Kake and Ice Cream
We were still trying to get south, and the weather wasn't looking good for rounding Cape Decision, so we thought we might try to sneak through Rocky Pass and get into Sumner Strait. We were also low on water and decided we would stop in to the village of Kake to get some fuel and refill our water tanks. The communities in Southeast Alaska seem to belong to one of three categories: Towns, with a population in the thousands and most modern amenities; villages, with smaller populations, in many cases predominantly native people, and limited facilities; and what I would call outposts, places with a dock, but not necessarily having community power, treated water, or food and/or fuel for sale. Kake falls into the village category, having a ferry terminal and airport but very limited supplies and a mostly native population. When we stopped, most of the town was shut down for a funeral, but luckily there was still someone at the fuel dock so our detour was not wasted. We reassessed our fuel plan when we were told the price, more than $6 per gallon, the highest we had seen this year, and just bought enough to get us to the next stop. After thinking through our options for the night, we decided to stay at the marina to give us a chance to look around town and when the store reopened the next day we could get some cooking supplies we needed. The cell phone reception was frustratingly spotty in the marina, but we did manage to get in a couple calls to check in with family, and we found internet access at high tide so we could check email. The next day we walked in to the store in the early afternoon and found the prices for food were comparable to fuel, very high, and bought only a few items. Strangely, their price on Ben and Jerry's pints was the best we had found in Alaska, so at least I was going to get ice cream for my trouble.

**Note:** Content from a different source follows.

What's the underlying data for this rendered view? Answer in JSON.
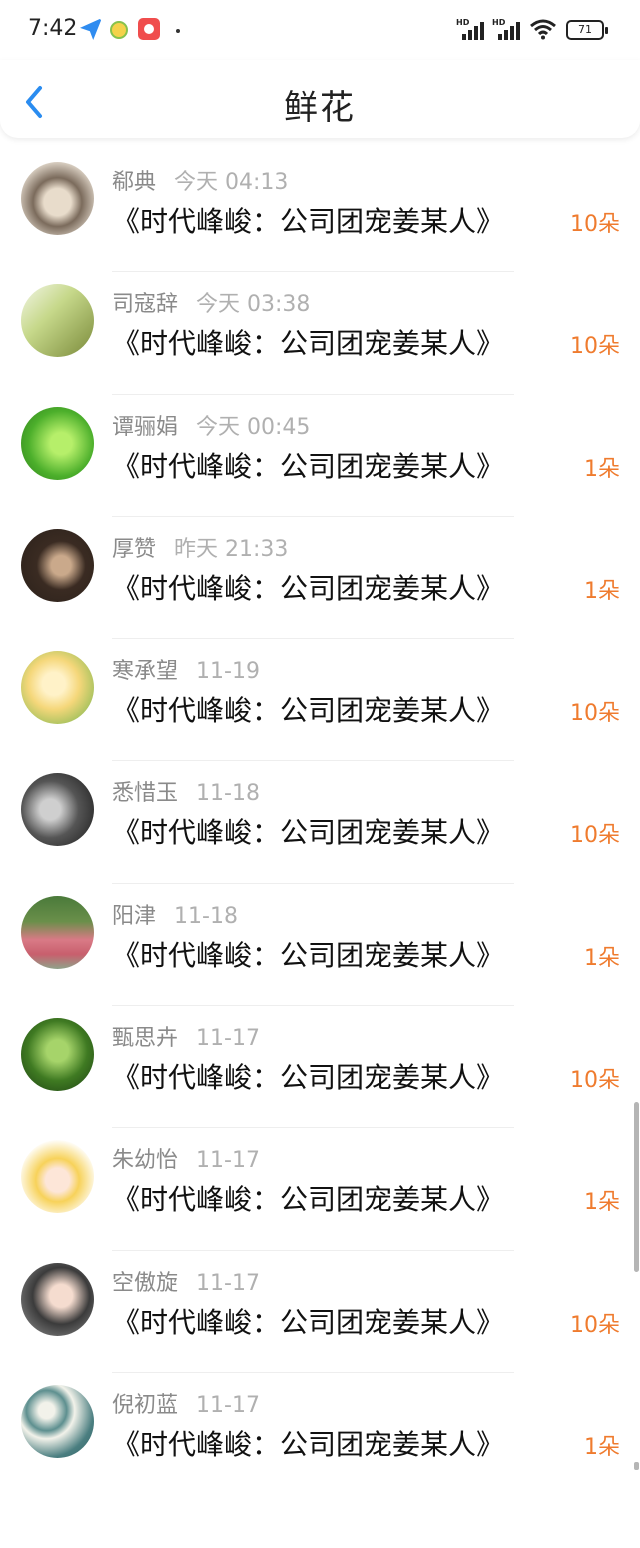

On our way back to the marina, a couple stopped and offered us a ride, and after finding out we were visiting by boat they gave us a quick driving tour of the town. Our observations and their explanations confirmed that this is a very poor community, with almost no local industry, and most of the population survives only through government help. Nicole and I both found that the people seemed friendly and nice, but the overall feel was pretty bleak and depressing. With many of the other communities in the area having at least something positive to offer visitors, I don't have any reason to recommend others to stop in Kake.